Component data from apps and pages
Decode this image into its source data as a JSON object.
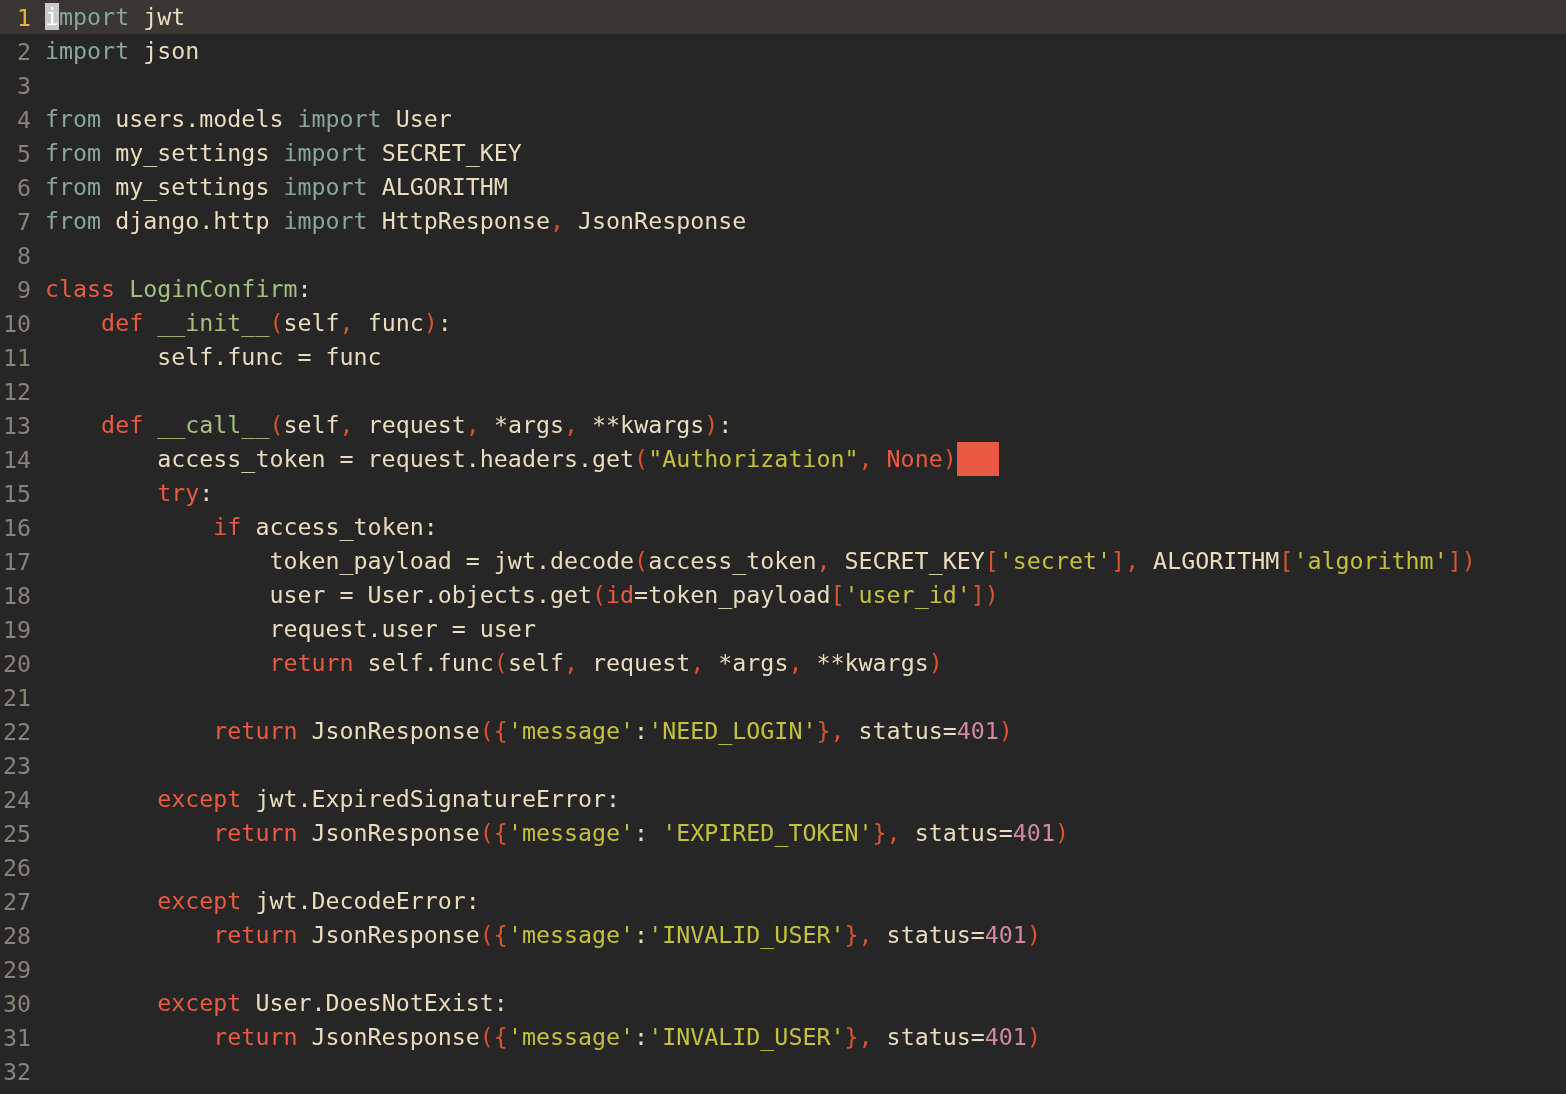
{
  "editor": {
    "lines": [
      {
        "number": "1",
        "current": true,
        "tokens": [
          {
            "kind": "cursor",
            "text": "i"
          },
          {
            "kind": "import",
            "text": "mport"
          },
          {
            "kind": "plain",
            "text": " jwt"
          }
        ]
      },
      {
        "number": "2",
        "current": false,
        "tokens": [
          {
            "kind": "import",
            "text": "import"
          },
          {
            "kind": "plain",
            "text": " json"
          }
        ]
      },
      {
        "number": "3",
        "current": false
      },
      {
        "number": "4",
        "current": false,
        "tokens": [
          {
            "kind": "import",
            "text": "from"
          },
          {
            "kind": "plain",
            "text": " users.models "
          },
          {
            "kind": "import",
            "text": "import"
          },
          {
            "kind": "plain",
            "text": " User"
          }
        ]
      },
      {
        "number": "5",
        "current": false,
        "tokens": [
          {
            "kind": "import",
            "text": "from"
          },
          {
            "kind": "plain",
            "text": " my_settings "
          },
          {
            "kind": "import",
            "text": "import"
          },
          {
            "kind": "plain",
            "text": " SECRET_KEY"
          }
        ]
      },
      {
        "number": "6",
        "current": false,
        "tokens": [
          {
            "kind": "import",
            "text": "from"
          },
          {
            "kind": "plain",
            "text": " my_settings "
          },
          {
            "kind": "import",
            "text": "import"
          },
          {
            "kind": "plain",
            "text": " ALGORITHM"
          }
        ]
      },
      {
        "number": "7",
        "current": false,
        "tokens": [
          {
            "kind": "import",
            "text": "from"
          },
          {
            "kind": "plain",
            "text": " django.http "
          },
          {
            "kind": "import",
            "text": "import"
          },
          {
            "kind": "plain",
            "text": " HttpResponse"
          },
          {
            "kind": "punct",
            "text": ","
          },
          {
            "kind": "plain",
            "text": " JsonResponse"
          }
        ]
      },
      {
        "number": "8",
        "current": false
      },
      {
        "number": "9",
        "current": false,
        "tokens": [
          {
            "kind": "keyword",
            "text": "class "
          },
          {
            "kind": "name",
            "text": "LoginConfirm"
          },
          {
            "kind": "plain",
            "text": ":"
          }
        ]
      },
      {
        "number": "10",
        "current": false,
        "tokens": [
          {
            "kind": "keyword",
            "text": "    def "
          },
          {
            "kind": "name",
            "text": "__init__"
          },
          {
            "kind": "punct",
            "text": "("
          },
          {
            "kind": "plain",
            "text": "self"
          },
          {
            "kind": "punct",
            "text": ","
          },
          {
            "kind": "plain",
            "text": " func"
          },
          {
            "kind": "punct",
            "text": ")"
          },
          {
            "kind": "plain",
            "text": ":"
          }
        ]
      },
      {
        "number": "11",
        "current": false,
        "tokens": [
          {
            "kind": "plain",
            "text": "        self.func = func"
          }
        ]
      },
      {
        "number": "12",
        "current": false
      },
      {
        "number": "13",
        "current": false,
        "tokens": [
          {
            "kind": "keyword",
            "text": "    def "
          },
          {
            "kind": "name",
            "text": "__call__"
          },
          {
            "kind": "punct",
            "text": "("
          },
          {
            "kind": "plain",
            "text": "self"
          },
          {
            "kind": "punct",
            "text": ","
          },
          {
            "kind": "plain",
            "text": " request"
          },
          {
            "kind": "punct",
            "text": ","
          },
          {
            "kind": "plain",
            "text": " *args"
          },
          {
            "kind": "punct",
            "text": ","
          },
          {
            "kind": "plain",
            "text": " **kwargs"
          },
          {
            "kind": "punct",
            "text": ")"
          },
          {
            "kind": "plain",
            "text": ":"
          }
        ]
      },
      {
        "number": "14",
        "current": false,
        "marker": true,
        "tokens": [
          {
            "kind": "plain",
            "text": "        access_token = request.headers.get"
          },
          {
            "kind": "punct",
            "text": "("
          },
          {
            "kind": "string",
            "text": "\"Authorization\""
          },
          {
            "kind": "punct",
            "text": ", "
          },
          {
            "kind": "keyword",
            "text": "None"
          },
          {
            "kind": "punct",
            "text": ")"
          }
        ]
      },
      {
        "number": "15",
        "current": false,
        "tokens": [
          {
            "kind": "keyword",
            "text": "        try"
          },
          {
            "kind": "plain",
            "text": ":"
          }
        ]
      },
      {
        "number": "16",
        "current": false,
        "tokens": [
          {
            "kind": "keyword",
            "text": "            if"
          },
          {
            "kind": "plain",
            "text": " access_token:"
          }
        ]
      },
      {
        "number": "17",
        "current": false,
        "tokens": [
          {
            "kind": "plain",
            "text": "                token_payload = jwt.decode"
          },
          {
            "kind": "punct",
            "text": "("
          },
          {
            "kind": "plain",
            "text": "access_token"
          },
          {
            "kind": "punct",
            "text": ","
          },
          {
            "kind": "plain",
            "text": " SECRET_KEY"
          },
          {
            "kind": "punct",
            "text": "["
          },
          {
            "kind": "string",
            "text": "'secret'"
          },
          {
            "kind": "punct",
            "text": "],"
          },
          {
            "kind": "plain",
            "text": " ALGORITHM"
          },
          {
            "kind": "punct",
            "text": "["
          },
          {
            "kind": "string",
            "text": "'algorithm'"
          },
          {
            "kind": "punct",
            "text": "])"
          }
        ]
      },
      {
        "number": "18",
        "current": false,
        "tokens": [
          {
            "kind": "plain",
            "text": "                user = User.objects.get"
          },
          {
            "kind": "punct",
            "text": "("
          },
          {
            "kind": "keyword",
            "text": "id"
          },
          {
            "kind": "plain",
            "text": "=token_payload"
          },
          {
            "kind": "punct",
            "text": "["
          },
          {
            "kind": "string",
            "text": "'user_id'"
          },
          {
            "kind": "punct",
            "text": "])"
          }
        ]
      },
      {
        "number": "19",
        "current": false,
        "tokens": [
          {
            "kind": "plain",
            "text": "                request.user = user"
          }
        ]
      },
      {
        "number": "20",
        "current": false,
        "tokens": [
          {
            "kind": "keyword",
            "text": "                return"
          },
          {
            "kind": "plain",
            "text": " self.func"
          },
          {
            "kind": "punct",
            "text": "("
          },
          {
            "kind": "plain",
            "text": "self"
          },
          {
            "kind": "punct",
            "text": ","
          },
          {
            "kind": "plain",
            "text": " request"
          },
          {
            "kind": "punct",
            "text": ","
          },
          {
            "kind": "plain",
            "text": " *args"
          },
          {
            "kind": "punct",
            "text": ","
          },
          {
            "kind": "plain",
            "text": " **kwargs"
          },
          {
            "kind": "punct",
            "text": ")"
          }
        ]
      },
      {
        "number": "21",
        "current": false
      },
      {
        "number": "22",
        "current": false,
        "tokens": [
          {
            "kind": "keyword",
            "text": "            return"
          },
          {
            "kind": "plain",
            "text": " JsonResponse"
          },
          {
            "kind": "punct",
            "text": "({"
          },
          {
            "kind": "string",
            "text": "'message'"
          },
          {
            "kind": "plain",
            "text": ":"
          },
          {
            "kind": "string",
            "text": "'NEED_LOGIN'"
          },
          {
            "kind": "punct",
            "text": "},"
          },
          {
            "kind": "plain",
            "text": " status="
          },
          {
            "kind": "number",
            "text": "401"
          },
          {
            "kind": "punct",
            "text": ")"
          }
        ]
      },
      {
        "number": "23",
        "current": false
      },
      {
        "number": "24",
        "current": false,
        "tokens": [
          {
            "kind": "keyword",
            "text": "        except"
          },
          {
            "kind": "plain",
            "text": " jwt.ExpiredSignatureError:"
          }
        ]
      },
      {
        "number": "25",
        "current": false,
        "tokens": [
          {
            "kind": "keyword",
            "text": "            return"
          },
          {
            "kind": "plain",
            "text": " JsonResponse"
          },
          {
            "kind": "punct",
            "text": "({"
          },
          {
            "kind": "string",
            "text": "'message'"
          },
          {
            "kind": "plain",
            "text": ": "
          },
          {
            "kind": "string",
            "text": "'EXPIRED_TOKEN'"
          },
          {
            "kind": "punct",
            "text": "},"
          },
          {
            "kind": "plain",
            "text": " status="
          },
          {
            "kind": "number",
            "text": "401"
          },
          {
            "kind": "punct",
            "text": ")"
          }
        ]
      },
      {
        "number": "26",
        "current": false
      },
      {
        "number": "27",
        "current": false,
        "tokens": [
          {
            "kind": "keyword",
            "text": "        except"
          },
          {
            "kind": "plain",
            "text": " jwt.DecodeError:"
          }
        ]
      },
      {
        "number": "28",
        "current": false,
        "tokens": [
          {
            "kind": "keyword",
            "text": "            return"
          },
          {
            "kind": "plain",
            "text": " JsonResponse"
          },
          {
            "kind": "punct",
            "text": "({"
          },
          {
            "kind": "string",
            "text": "'message'"
          },
          {
            "kind": "plain",
            "text": ":"
          },
          {
            "kind": "string",
            "text": "'INVALID_USER'"
          },
          {
            "kind": "punct",
            "text": "},"
          },
          {
            "kind": "plain",
            "text": " status="
          },
          {
            "kind": "number",
            "text": "401"
          },
          {
            "kind": "punct",
            "text": ")"
          }
        ]
      },
      {
        "number": "29",
        "current": false
      },
      {
        "number": "30",
        "current": false,
        "tokens": [
          {
            "kind": "keyword",
            "text": "        except"
          },
          {
            "kind": "plain",
            "text": " User.DoesNotExist:"
          }
        ]
      },
      {
        "number": "31",
        "current": false,
        "tokens": [
          {
            "kind": "keyword",
            "text": "            return"
          },
          {
            "kind": "plain",
            "text": " JsonResponse"
          },
          {
            "kind": "punct",
            "text": "({"
          },
          {
            "kind": "string",
            "text": "'message'"
          },
          {
            "kind": "plain",
            "text": ":"
          },
          {
            "kind": "string",
            "text": "'INVALID_USER'"
          },
          {
            "kind": "punct",
            "text": "},"
          },
          {
            "kind": "plain",
            "text": " status="
          },
          {
            "kind": "number",
            "text": "401"
          },
          {
            "kind": "punct",
            "text": ")"
          }
        ]
      },
      {
        "number": "32",
        "current": false
      }
    ]
  }
}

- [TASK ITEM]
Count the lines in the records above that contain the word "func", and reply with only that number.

- [SOLUTION]
3